Constituent Experience Representative Jared Umberger shines a spotlight on the stories of some of our extraordinary supporters.
Every year, a Wisconsin community comes together to swim laps and raise money for IJM through a local youth swim-a-thon known as Freedom Swim. Since its inception in 2016, this event has raised over $200k for IJM. This year, the Freedom Swim team was hoping to raise more money than ever before.
Ellen Blust organizes the Freedom Swim with other parents, and they had spent five months contacting corporate sponsors, organizing participants, developing promo videos and flyers and acting as a support for new swimmers. It’s an understatement to say a lot of hard work went into planning this event.
The 152 kids who signed up to swim laps to end slavery were supposed to swim on March 14, 2020. Then COVID-19 swept through the US and brought everyday life to a stand-still.
Ellen and other parent leaders felt like the “wind got knocked out of them” when they realized the serious nature of COVID-19. So they decided to cancel the event and take back some control.
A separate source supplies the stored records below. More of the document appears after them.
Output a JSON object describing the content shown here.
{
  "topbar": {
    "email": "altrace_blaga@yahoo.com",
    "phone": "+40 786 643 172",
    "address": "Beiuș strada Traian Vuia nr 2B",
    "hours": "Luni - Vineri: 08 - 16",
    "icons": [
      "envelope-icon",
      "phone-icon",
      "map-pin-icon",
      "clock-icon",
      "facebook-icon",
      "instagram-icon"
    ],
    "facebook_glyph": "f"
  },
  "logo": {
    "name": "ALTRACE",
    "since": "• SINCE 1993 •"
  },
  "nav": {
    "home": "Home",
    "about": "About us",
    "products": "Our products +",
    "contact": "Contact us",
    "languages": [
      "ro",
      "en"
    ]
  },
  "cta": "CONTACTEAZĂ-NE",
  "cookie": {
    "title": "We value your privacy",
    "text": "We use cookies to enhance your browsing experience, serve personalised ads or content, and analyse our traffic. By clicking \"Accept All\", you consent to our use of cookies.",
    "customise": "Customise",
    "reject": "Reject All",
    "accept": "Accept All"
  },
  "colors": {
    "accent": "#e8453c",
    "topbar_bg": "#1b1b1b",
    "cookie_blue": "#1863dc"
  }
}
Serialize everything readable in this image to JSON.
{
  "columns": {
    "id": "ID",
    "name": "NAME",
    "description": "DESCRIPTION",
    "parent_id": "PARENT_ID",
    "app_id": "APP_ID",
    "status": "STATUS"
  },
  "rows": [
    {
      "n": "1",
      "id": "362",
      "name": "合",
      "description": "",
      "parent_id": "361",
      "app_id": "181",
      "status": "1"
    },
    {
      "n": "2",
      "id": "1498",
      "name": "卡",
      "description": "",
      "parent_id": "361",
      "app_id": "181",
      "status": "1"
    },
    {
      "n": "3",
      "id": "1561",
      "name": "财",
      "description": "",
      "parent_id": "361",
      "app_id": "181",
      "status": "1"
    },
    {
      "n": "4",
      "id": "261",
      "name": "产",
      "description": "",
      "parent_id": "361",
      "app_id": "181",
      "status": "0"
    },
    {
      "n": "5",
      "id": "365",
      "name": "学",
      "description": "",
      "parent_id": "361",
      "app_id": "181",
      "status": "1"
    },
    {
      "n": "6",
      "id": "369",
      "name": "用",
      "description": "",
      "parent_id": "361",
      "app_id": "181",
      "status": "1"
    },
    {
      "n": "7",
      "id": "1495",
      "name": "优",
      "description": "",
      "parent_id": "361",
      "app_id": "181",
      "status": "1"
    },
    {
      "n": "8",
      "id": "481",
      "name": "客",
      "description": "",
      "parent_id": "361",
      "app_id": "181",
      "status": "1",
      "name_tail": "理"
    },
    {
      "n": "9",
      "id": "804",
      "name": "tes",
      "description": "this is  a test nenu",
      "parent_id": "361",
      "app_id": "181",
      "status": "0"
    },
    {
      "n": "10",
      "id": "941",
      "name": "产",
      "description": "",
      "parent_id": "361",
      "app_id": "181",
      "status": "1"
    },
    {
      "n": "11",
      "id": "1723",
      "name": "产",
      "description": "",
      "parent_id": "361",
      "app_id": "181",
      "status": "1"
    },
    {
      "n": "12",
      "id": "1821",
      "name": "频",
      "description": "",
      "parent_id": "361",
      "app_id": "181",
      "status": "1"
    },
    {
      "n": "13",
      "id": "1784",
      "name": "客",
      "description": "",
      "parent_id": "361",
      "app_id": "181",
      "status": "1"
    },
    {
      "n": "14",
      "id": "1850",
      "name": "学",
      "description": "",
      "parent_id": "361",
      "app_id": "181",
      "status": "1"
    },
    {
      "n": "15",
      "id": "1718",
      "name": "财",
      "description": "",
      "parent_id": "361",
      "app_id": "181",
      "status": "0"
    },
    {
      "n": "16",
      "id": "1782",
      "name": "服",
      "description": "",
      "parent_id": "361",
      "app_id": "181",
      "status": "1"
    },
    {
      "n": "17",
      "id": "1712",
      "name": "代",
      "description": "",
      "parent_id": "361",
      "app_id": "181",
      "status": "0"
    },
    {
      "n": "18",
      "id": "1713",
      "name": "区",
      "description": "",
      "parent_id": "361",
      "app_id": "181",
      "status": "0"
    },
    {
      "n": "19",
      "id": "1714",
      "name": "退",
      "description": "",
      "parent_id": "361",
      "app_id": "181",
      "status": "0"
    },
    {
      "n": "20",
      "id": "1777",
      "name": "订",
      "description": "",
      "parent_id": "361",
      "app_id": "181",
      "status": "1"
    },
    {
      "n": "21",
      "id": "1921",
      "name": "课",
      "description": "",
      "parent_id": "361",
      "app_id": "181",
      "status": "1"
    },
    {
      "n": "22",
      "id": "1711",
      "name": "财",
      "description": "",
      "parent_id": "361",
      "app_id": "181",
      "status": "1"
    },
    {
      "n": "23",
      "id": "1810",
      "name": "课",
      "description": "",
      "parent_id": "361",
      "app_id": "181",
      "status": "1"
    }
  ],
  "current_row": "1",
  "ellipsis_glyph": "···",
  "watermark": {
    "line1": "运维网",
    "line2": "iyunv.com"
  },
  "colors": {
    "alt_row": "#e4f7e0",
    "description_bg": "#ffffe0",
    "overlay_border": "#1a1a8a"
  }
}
Good thing, because the next day the pool was closed per community safety guidelines.
Ellen’s kids (the masterminds behind Freedom Swim) were willing to wait as long as it took for them to return to the pool and swim on behalf of IJM. However, Ellen started to hear the same thing again and again from the other families involved: “These kids want to do something.”
Soon, Ellen was receiving updates on how participants were adapting the swim-a-thon into new challenges to raise money. From individual swim teams running laps around a track to families swimming in their own pools to teams continuing their fundraisers, this group of kids stepped out of their comfort zones and remained dedicated to a cause bigger than themselves.
“And I was really blessed to see how everybody else was like, ‘No, let's do this in a different way.’ And they rallied and made it happen in their own way.”
Freedom Swim usually is a big event with music, food, competition and time with friends and family — an event everyone in the community looks forward to every year. And even though it looked different this year, Ellen’s story demonstrates how influential one event can be in shaping people’s desires to help and love others.
Even though the event was “canceled,” the Freedom Swim community still raised over $70,000 for IJM’s work ending global slavery.
Ellen puts it best when it comes to the impact of events like Freedom Swim; it becomes about having “a place for…kids to think about people outside of themselves and people’s…vulnerabilities around the world.”
Ellen is engaged in this work because of her children’s passion for helping others. Over the years, Freedom Swim has grown exponentially and brought in over a quarter of a million dollars. And no amount of adversity is going to stop them from bringing rescue to those in need.